The Risks of Playing the Lottery

The lottery is a form of gambling in which numbers are drawn for prizes. Lottery players pay for tickets, either individually or as part of a group. If enough tickets are sold, one or more winners are selected. In the United States, the state government generally runs the lottery. The prize money is often large, and many people play regularly. The prizes range from cash to goods, and sometimes services. The prize money also benefits a variety of public-sector programs, such as schools and medical facilities.

While many people enjoy the fun and excitement of participating in a lottery, some people are concerned that the practice is addictive and harmful to society. Despite this concern, the lottery is still very popular in the United States. It is important to remember that the lottery is a game of chance, and there is always the possibility that you will win. However, you should be aware of the risks involved and how to protect yourself against them.

In the modern world, lottery games have become incredibly complex and sophisticated. In addition to the number of different games, many have multiple jackpots and a variety of other prize options. To ensure that the process is fair, lottery systems use advanced software that generates random combinations of numbers for each drawing. This is important to prevent the lottery from being manipulated by humans.

Lotteries are also popular for corporate promotions and fundraising events. Many companies have a lottery pool, where employees can contribute small amounts of money to purchase a set of tickets for the drawing. In the event that the ticket wins, everyone who contributed to the pool will receive a substantial prize. The chances of winning are usually proportional to the size of the contribution.

The basic structure of a lottery is relatively straightforward: the state establishes a monopoly; creates a public corporation to run the lottery (as opposed to licensing a private firm in return for a percentage of proceeds); starts operations with a modest number of fairly simple games; and, due to constant pressure for additional revenues, progressively expands its offerings in terms of both games and complexity. The result is a system that is difficult to dismantle because of the widespread support for it among both voters and state legislators.

Although the popularity of lotteries has exploded in recent decades, there are some concerns about their impact on the social fabric. Some critics argue that the lottery has shifted money from the poor to the rich and has exacerbated problems of inequality. Others point to the high levels of taxation and the reliance on speculative revenue as evidence that the lottery is unjust and unfair.
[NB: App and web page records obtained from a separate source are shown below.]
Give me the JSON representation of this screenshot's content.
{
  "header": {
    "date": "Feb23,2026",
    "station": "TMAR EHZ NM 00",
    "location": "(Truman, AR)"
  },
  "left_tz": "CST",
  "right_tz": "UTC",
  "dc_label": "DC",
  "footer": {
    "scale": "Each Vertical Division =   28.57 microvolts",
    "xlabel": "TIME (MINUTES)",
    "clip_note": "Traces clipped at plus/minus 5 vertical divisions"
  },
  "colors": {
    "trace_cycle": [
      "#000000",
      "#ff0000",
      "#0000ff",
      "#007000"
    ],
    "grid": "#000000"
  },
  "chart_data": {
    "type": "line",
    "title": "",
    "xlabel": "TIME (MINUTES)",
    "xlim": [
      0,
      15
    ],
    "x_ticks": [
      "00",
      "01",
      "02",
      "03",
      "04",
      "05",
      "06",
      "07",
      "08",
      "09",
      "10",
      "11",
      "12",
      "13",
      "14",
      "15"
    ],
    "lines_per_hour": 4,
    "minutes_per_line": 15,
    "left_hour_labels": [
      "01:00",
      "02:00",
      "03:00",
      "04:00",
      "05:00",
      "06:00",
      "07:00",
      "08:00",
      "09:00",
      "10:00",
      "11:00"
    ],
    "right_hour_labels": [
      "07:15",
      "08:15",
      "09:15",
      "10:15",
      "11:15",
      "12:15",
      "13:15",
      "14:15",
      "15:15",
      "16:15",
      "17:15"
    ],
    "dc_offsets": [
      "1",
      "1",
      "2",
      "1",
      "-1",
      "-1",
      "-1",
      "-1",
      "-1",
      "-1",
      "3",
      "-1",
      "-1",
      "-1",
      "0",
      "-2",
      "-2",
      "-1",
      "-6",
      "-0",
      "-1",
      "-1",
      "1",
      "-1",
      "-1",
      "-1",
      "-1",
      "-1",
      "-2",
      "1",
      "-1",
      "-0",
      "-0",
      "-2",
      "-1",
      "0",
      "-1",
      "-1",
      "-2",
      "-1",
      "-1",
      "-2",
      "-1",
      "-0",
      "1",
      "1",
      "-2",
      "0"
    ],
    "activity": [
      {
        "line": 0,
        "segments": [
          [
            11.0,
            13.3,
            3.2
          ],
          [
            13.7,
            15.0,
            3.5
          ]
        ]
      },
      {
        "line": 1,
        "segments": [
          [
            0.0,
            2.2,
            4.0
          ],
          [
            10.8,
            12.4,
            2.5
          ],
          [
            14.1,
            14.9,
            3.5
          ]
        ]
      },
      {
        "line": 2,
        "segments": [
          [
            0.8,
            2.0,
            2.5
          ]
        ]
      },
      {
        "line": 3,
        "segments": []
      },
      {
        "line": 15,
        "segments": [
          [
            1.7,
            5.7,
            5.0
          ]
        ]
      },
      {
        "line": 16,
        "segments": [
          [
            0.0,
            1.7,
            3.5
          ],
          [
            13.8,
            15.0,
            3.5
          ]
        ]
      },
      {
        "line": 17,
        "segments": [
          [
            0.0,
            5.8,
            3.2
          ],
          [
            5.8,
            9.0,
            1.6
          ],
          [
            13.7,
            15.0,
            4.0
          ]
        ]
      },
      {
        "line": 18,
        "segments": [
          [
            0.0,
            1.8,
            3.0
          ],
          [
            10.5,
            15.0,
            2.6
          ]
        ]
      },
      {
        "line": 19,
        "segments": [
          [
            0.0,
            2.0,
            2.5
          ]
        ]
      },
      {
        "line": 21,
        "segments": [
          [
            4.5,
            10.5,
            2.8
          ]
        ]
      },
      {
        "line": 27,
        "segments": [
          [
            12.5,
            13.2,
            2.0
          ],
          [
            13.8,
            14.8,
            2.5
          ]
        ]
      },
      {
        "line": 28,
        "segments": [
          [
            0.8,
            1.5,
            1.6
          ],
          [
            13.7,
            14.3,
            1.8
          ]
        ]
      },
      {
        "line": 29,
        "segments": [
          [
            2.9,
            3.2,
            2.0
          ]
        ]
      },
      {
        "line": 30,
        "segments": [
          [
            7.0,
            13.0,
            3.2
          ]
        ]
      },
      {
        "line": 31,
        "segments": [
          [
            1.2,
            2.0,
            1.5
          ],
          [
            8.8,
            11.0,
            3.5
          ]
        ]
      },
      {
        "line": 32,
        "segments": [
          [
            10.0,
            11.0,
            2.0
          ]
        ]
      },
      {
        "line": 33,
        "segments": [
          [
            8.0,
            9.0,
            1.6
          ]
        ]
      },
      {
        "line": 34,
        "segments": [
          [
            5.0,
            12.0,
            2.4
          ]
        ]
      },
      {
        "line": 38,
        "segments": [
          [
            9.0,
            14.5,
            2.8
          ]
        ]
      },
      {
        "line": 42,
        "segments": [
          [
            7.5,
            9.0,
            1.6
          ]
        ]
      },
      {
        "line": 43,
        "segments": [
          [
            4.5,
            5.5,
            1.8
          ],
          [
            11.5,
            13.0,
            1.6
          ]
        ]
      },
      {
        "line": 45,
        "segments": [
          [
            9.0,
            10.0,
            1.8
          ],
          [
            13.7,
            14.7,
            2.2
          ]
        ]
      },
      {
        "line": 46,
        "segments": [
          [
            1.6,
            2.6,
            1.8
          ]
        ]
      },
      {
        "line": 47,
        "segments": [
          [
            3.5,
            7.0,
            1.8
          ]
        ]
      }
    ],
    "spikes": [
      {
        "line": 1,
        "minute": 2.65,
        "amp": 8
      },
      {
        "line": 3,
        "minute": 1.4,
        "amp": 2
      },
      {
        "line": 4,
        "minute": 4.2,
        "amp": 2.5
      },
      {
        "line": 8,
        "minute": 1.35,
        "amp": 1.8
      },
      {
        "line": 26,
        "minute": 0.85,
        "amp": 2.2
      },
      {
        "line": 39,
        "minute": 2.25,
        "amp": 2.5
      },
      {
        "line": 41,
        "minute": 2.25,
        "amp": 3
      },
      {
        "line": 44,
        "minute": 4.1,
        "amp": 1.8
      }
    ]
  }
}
The first recorded lotteries were held in the Low Countries in the 15th century as a way to raise funds for town fortifications and poor relief. In the United States, Benjamin Franklin organized a lottery to raise money for cannons to defend Philadelphia in 1739; George Washington’s Mountain Road Lottery in 1768 raised funds for his military expedition, and some of the rare tickets bearing his signature have become collector’s items.